A 56-year-old woman who received an orthotopic heart transplant 1 year ago because of dilated cardiomyopathy presents for follow-up complaining of fevers, generalized weakness, and arthralgia. She is receiving standard triple therapy with cyclosporine, azathioprine, and prednisone for immunosuppression. She reports she was feeling well up until about 1 week ago, when she noticed a low-grade fever 24 hours after interacting with her nephew when he returned from daycare. Symptoms have been progressive.
On physical examination, she is mildly febrile with a temperature of 100.4°F. Lung sounds are not well heard, but heart sounds are normal. She has no jugular vein distention or pedal edema. You note some submandibular and axillary lymphadenopathy on examination. Laboratory results are overall unremarkable except for some mild neutropenia.
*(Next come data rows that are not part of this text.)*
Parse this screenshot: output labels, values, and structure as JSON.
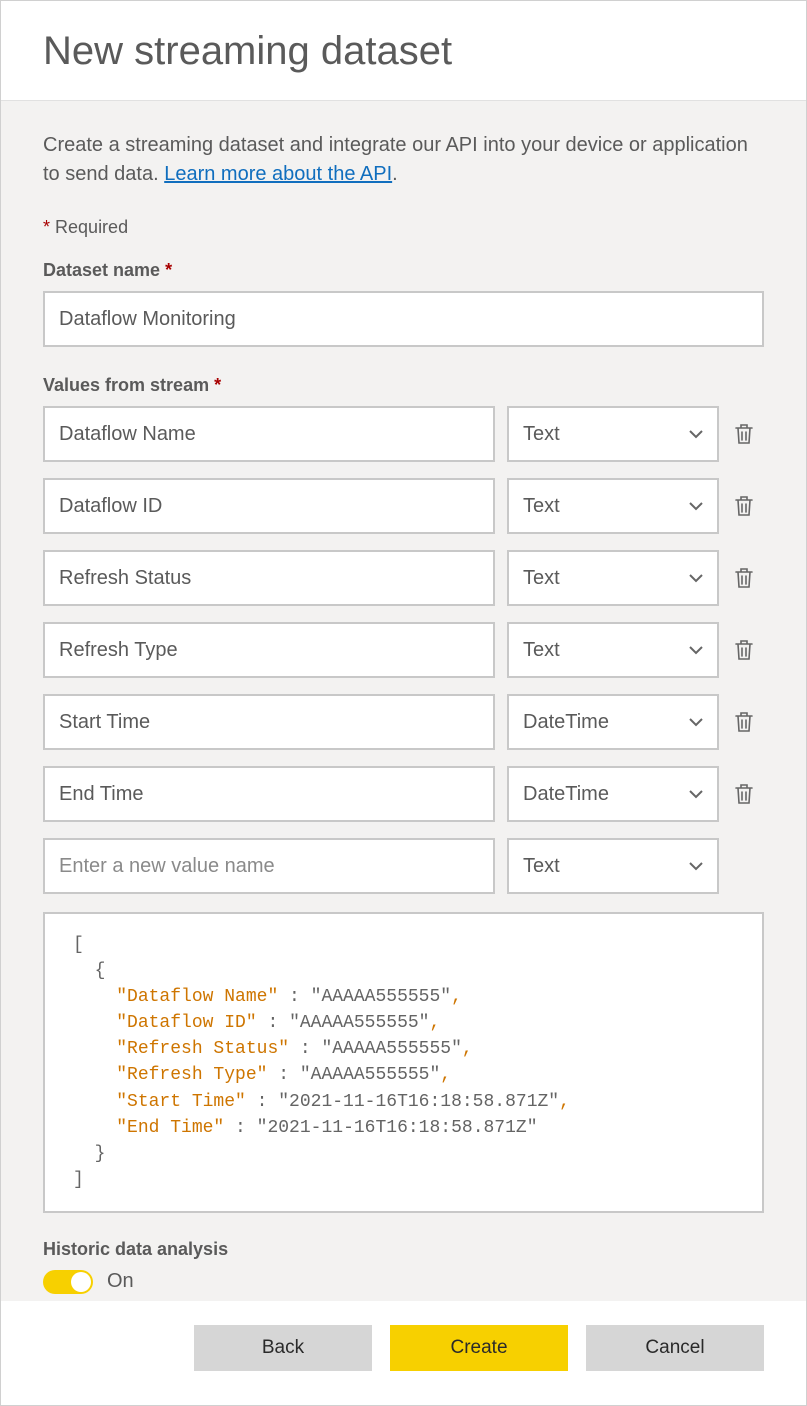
{
  "title": "New streaming dataset",
  "intro_text": "Create a streaming dataset and integrate our API into your device or application to send data. ",
  "intro_link": "Learn more about the API",
  "intro_period": ".",
  "required_label": "Required",
  "dataset_name_label": "Dataset name",
  "dataset_name_value": "Dataflow Monitoring",
  "values_label": "Values from stream",
  "stream_values": [
    {
      "name": "Dataflow Name",
      "type": "Text"
    },
    {
      "name": "Dataflow ID",
      "type": "Text"
    },
    {
      "name": "Refresh Status",
      "type": "Text"
    },
    {
      "name": "Refresh Type",
      "type": "Text"
    },
    {
      "name": "Start Time",
      "type": "DateTime"
    },
    {
      "name": "End Time",
      "type": "DateTime"
    }
  ],
  "new_value_placeholder": "Enter a new value name",
  "new_value_type": "Text",
  "code_preview": {
    "lines": [
      {
        "key": "Dataflow Name",
        "value": "AAAAA555555",
        "trailing_comma": true
      },
      {
        "key": "Dataflow ID",
        "value": "AAAAA555555",
        "trailing_comma": true
      },
      {
        "key": "Refresh Status",
        "value": "AAAAA555555",
        "trailing_comma": true
      },
      {
        "key": "Refresh Type",
        "value": "AAAAA555555",
        "trailing_comma": true
      },
      {
        "key": "Start Time",
        "value": "2021-11-16T16:18:58.871Z",
        "trailing_comma": true
      },
      {
        "key": "End Time",
        "value": "2021-11-16T16:18:58.871Z",
        "trailing_comma": false
      }
    ]
  },
  "historic_label": "Historic data analysis",
  "historic_state": "On",
  "buttons": {
    "back": "Back",
    "create": "Create",
    "cancel": "Cancel"
  }
}
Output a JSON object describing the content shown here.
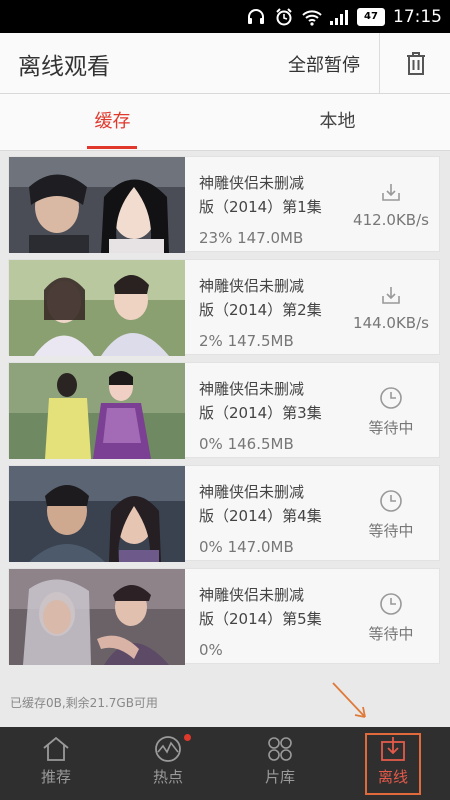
{
  "status_bar": {
    "time": "17:15",
    "battery": "47"
  },
  "header": {
    "title": "离线观看",
    "pause_all": "全部暂停"
  },
  "tabs": [
    {
      "label": "缓存",
      "active": true
    },
    {
      "label": "本地",
      "active": false
    }
  ],
  "items": [
    {
      "title_line1": "神雕侠侣未删减",
      "title_line2": "版（2014）第1集",
      "progress": "23% 147.0MB",
      "status": "412.0KB/s",
      "status_icon": "download-icon"
    },
    {
      "title_line1": "神雕侠侣未删减",
      "title_line2": "版（2014）第2集",
      "progress": "2% 147.5MB",
      "status": "144.0KB/s",
      "status_icon": "download-icon"
    },
    {
      "title_line1": "神雕侠侣未删减",
      "title_line2": "版（2014）第3集",
      "progress": "0% 146.5MB",
      "status": "等待中",
      "status_icon": "clock-icon"
    },
    {
      "title_line1": "神雕侠侣未删减",
      "title_line2": "版（2014）第4集",
      "progress": "0% 147.0MB",
      "status": "等待中",
      "status_icon": "clock-icon"
    },
    {
      "title_line1": "神雕侠侣未删减",
      "title_line2": "版（2014）第5集",
      "progress": "0%",
      "status": "等待中",
      "status_icon": "clock-icon"
    }
  ],
  "storage_text": "已缓存0B,剩余21.7GB可用",
  "nav": [
    {
      "label": "推荐"
    },
    {
      "label": "热点"
    },
    {
      "label": "片库"
    },
    {
      "label": "离线"
    }
  ],
  "colors": {
    "accent": "#e0382b",
    "nav_bg": "#2f2f2f",
    "highlight_box": "#e06a3c"
  }
}
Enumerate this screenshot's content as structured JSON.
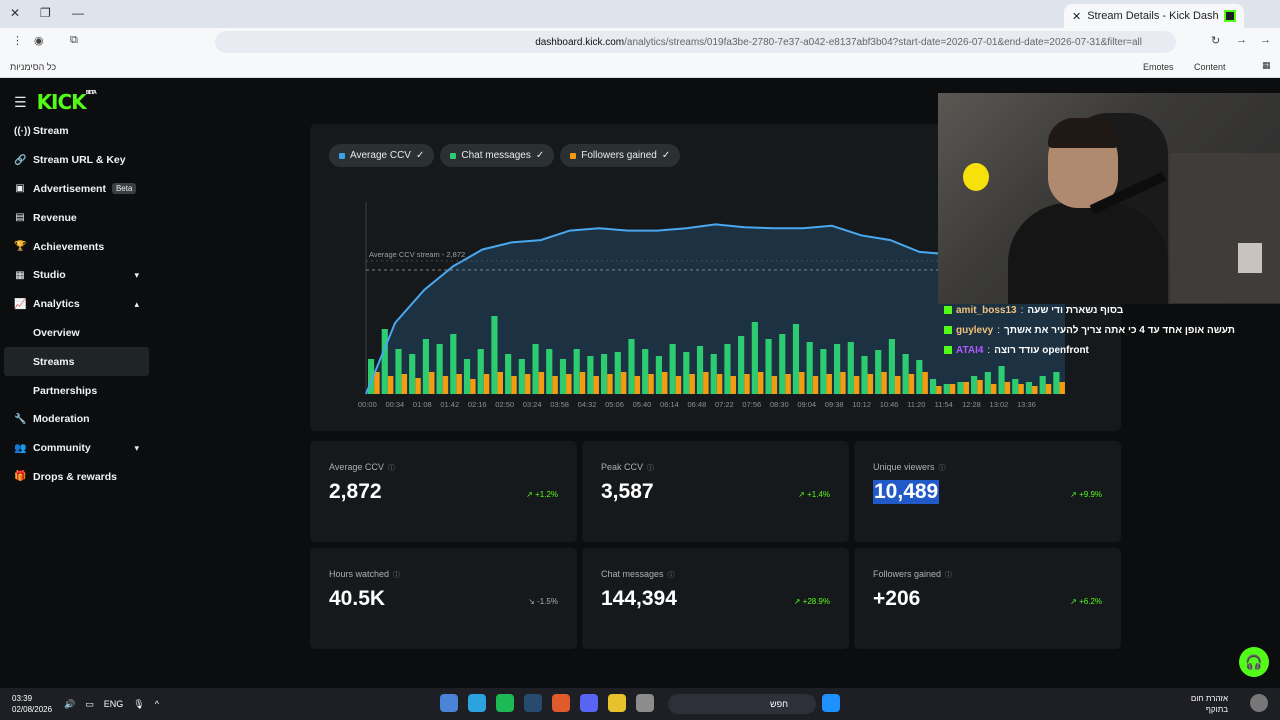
{
  "browser": {
    "tab_title": "Stream Details - Kick Dashboard",
    "url_host": "dashboard.kick.com",
    "url_path": "/analytics/streams/019fa3be-2780-7e37-a042-e8137abf3b04?start-date=2026-07-01&end-date=2026-07-31&filter=all",
    "bookmarks_all": "כל הסימניות",
    "bm_emotes": "Emotes",
    "bm_content": "Content"
  },
  "brand": {
    "logo": "KICK",
    "beta": "BETA"
  },
  "sidebar": {
    "items": [
      {
        "label": "Stream",
        "icon": "stream-icon"
      },
      {
        "label": "Stream URL & Key",
        "icon": "link-icon"
      },
      {
        "label": "Advertisement",
        "icon": "ad-icon",
        "badge": "Beta"
      },
      {
        "label": "Revenue",
        "icon": "revenue-icon"
      },
      {
        "label": "Achievements",
        "icon": "trophy-icon"
      },
      {
        "label": "Studio",
        "icon": "studio-icon"
      },
      {
        "label": "Analytics",
        "icon": "analytics-icon"
      },
      {
        "label": "Overview"
      },
      {
        "label": "Streams"
      },
      {
        "label": "Partnerships"
      },
      {
        "label": "Moderation",
        "icon": "wrench-icon"
      },
      {
        "label": "Community",
        "icon": "community-icon"
      },
      {
        "label": "Drops & rewards",
        "icon": "gift-icon"
      }
    ]
  },
  "chart": {
    "chips": [
      {
        "label": "Average CCV",
        "color": "#3ba0e6"
      },
      {
        "label": "Chat messages",
        "color": "#2ecc71"
      },
      {
        "label": "Followers gained",
        "color": "#f39c12"
      }
    ],
    "avg_line_label": "Average CCV stream - 2,872"
  },
  "chart_data": {
    "type": "line",
    "x": [
      "00:00",
      "00:34",
      "01:08",
      "01:42",
      "02:16",
      "02:50",
      "03:24",
      "03:58",
      "04:32",
      "05:06",
      "05:40",
      "06:14",
      "06:48",
      "07:22",
      "07:56",
      "08:30",
      "09:04",
      "09:38",
      "10:12",
      "10:46",
      "11:20",
      "11:54",
      "12:28",
      "13:02",
      "13:36"
    ],
    "series": [
      {
        "name": "Average CCV",
        "values": [
          0,
          1500,
          2200,
          2700,
          3050,
          3200,
          3250,
          3450,
          3500,
          3450,
          3450,
          3500,
          3580,
          3520,
          3500,
          3500,
          3550,
          3350,
          3250,
          3000,
          2950,
          2900,
          2850,
          2800,
          2780
        ]
      }
    ],
    "bars_chat": [
      35,
      65,
      45,
      40,
      55,
      50,
      60,
      35,
      45,
      78,
      40,
      35,
      50,
      45,
      35,
      45,
      38,
      40,
      42,
      55,
      45,
      38,
      50,
      42,
      48,
      40,
      50,
      58,
      72,
      55,
      60,
      70,
      52,
      45,
      50,
      52,
      38,
      44,
      55,
      40,
      34,
      15,
      10,
      12,
      18,
      22,
      28,
      15,
      12,
      18,
      22
    ],
    "bars_followers": [
      22,
      18,
      20,
      16,
      22,
      18,
      20,
      15,
      20,
      22,
      18,
      20,
      22,
      18,
      20,
      22,
      18,
      20,
      22,
      18,
      20,
      22,
      18,
      20,
      22,
      20,
      18,
      20,
      22,
      18,
      20,
      22,
      18,
      20,
      22,
      18,
      20,
      22,
      18,
      20,
      22,
      8,
      10,
      12,
      14,
      10,
      12,
      10,
      8,
      10,
      12
    ],
    "average_line": 2872,
    "ylim": [
      0,
      3800
    ]
  },
  "stats": [
    {
      "label": "Average CCV",
      "value": "2,872",
      "change": "+1.2%"
    },
    {
      "label": "Peak CCV",
      "value": "3,587",
      "change": "+1.4%"
    },
    {
      "label": "Unique viewers",
      "value": "10,489",
      "change": "+9.9%"
    },
    {
      "label": "Hours watched",
      "value": "40.5K",
      "change": "-1.5%"
    },
    {
      "label": "Chat messages",
      "value": "144,394",
      "change": "+28.9%"
    },
    {
      "label": "Followers gained",
      "value": "+206",
      "change": "+6.2%"
    }
  ],
  "chat": [
    {
      "user": "amit_boss13",
      "msg": "בסוף נשארת ודי שעה"
    },
    {
      "user": "guylevy",
      "msg": "תעשה אופן אחד עד 4 כי אתה צריך להעיר את אשתך"
    },
    {
      "user": "ATAI4",
      "msg": "עודד רוצה openfront"
    }
  ],
  "taskbar": {
    "time": "03:39",
    "date": "02/08/2026",
    "lang": "ENG",
    "search": "חפש",
    "weather_line1": "אזהרת חום",
    "weather_line2": "בתוקף"
  }
}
A chest radiograph in your office reveals patchy infiltrates involving both lungs.
What is the next best step?
A. Start azithromycin and tell the patient to return in 1 week if there is no improvement
B. Admit her to the hospital for blood, sputum, and urine cultures and perform molecular assays for cytomegalovirus
C. Start oseltamivir and have the patient follow-up in 1 week if there is no improvement
D. Start ciprofloxacin 500 mg by mouth 3 times per day and recheck the chest radiograph in 3 days
E. Increase the dose of her cyclosporine and follow-up with a cyclosporine level in 1 week
This article originally appeared on Pulmonology Advisor